Upcoming NEH Summer Institute "Black Poetry after the Black Arts Movement" to be held July 19-August 1, 2015 at the University of Kansas in Lawrence, KS. Application deadline is March 2, 2015.
Check out www.blackpoetry.ku.edu to learn more about this exciting two-week opportunity for twenty-five college and university teachers (including at least three advanced graduate students), filled with innovative scholarship, rich dialog, and fertile opportunities for advancing research.
The stipend for this Institute will be $2,100 for each NEH Summer Scholar to help cover travel, housing and food.
The application deadline is March 2, 2015.
REMINDER/EXTENDED DEADLINE: Arts Practice Research: Scholarship, Pedagogy, and the Creative Process October 1-3 2015
International Conference: "A Language to Dwell In": James Baldwin, Paris, and International Visions
At The American University of Paris
26-28 May 2016
Call for Papers
The Volta Times invites submissions for its online publication at voltatimes.com.
The Volta Times offers lively, informative essays and bold perspectives on timely topics that are important to global African communities, whether directed at Africans on the continent or in the diaspora abroad. We welcome insightful commentary on news stories, summaries of research, book critiques, film critiques, short stories, and personal essays on topics such as politics, the economy, education, the environment, sports, religion, race, and culture, among other topics.
Essays should be 500-1500 words in length and written for a general, but educated, audience.
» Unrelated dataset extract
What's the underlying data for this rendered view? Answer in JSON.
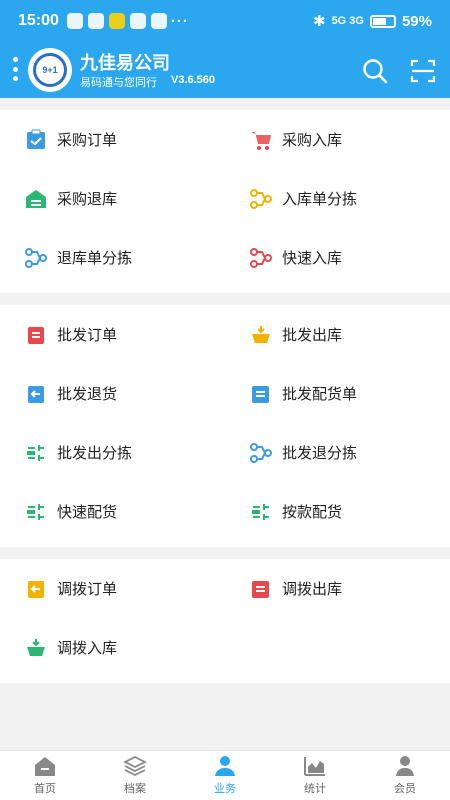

The Executive Committee on Language Change at the Modern Language Association (MLA) is accepting papers for a session to be held at the annual conference in January 2016 in Austin. We seek papers that examine how language change relates to linguistic identity construction and crossing borderlands (geographical, political, ethnic, social, perceptual, historical, religious). Papers that address the theoretical and empirical relevance of the concept of border to research in language variation and change from interdisciplinary perspectives are especially welcome. Please send 300-word abstracts by March 15 to Tara Williams (email@example.com).
The MLA Forum on Language Change invites proposals for a panel on "Rethinking the 'L' in MLA." Papers might address questions like: What counts as a modern language? What value do linguistic issues and less-commonly taught languages have in the MLA? How can they inform literary studies?
The Modern Language Association convention will be held in Austin, TX on January 7-10, 2016. Please send 300-word abstracts to Tara Williams (firstname.lastname@example.org) by 15 March 2015.
The research focus in this edited book collection is to examine the transitional subjectivities of postcolonial African diaspora subjects evident in emergent African diaspora literatures constructed in various metropolises of the West. The diaspora becomes the material condition that produces particular literary creations as writers across different cultural locations address the concept of "belonging or not belonging" in metropolitan spaces. African diasporic subjects never fully belong anywhere as they constantly struggle to assert their subjectivities in spaces that marginalize them. Writers capture the complex ways in which subjects rooted from their homelands must search for place and space in disputed borders and locations in the metropolis.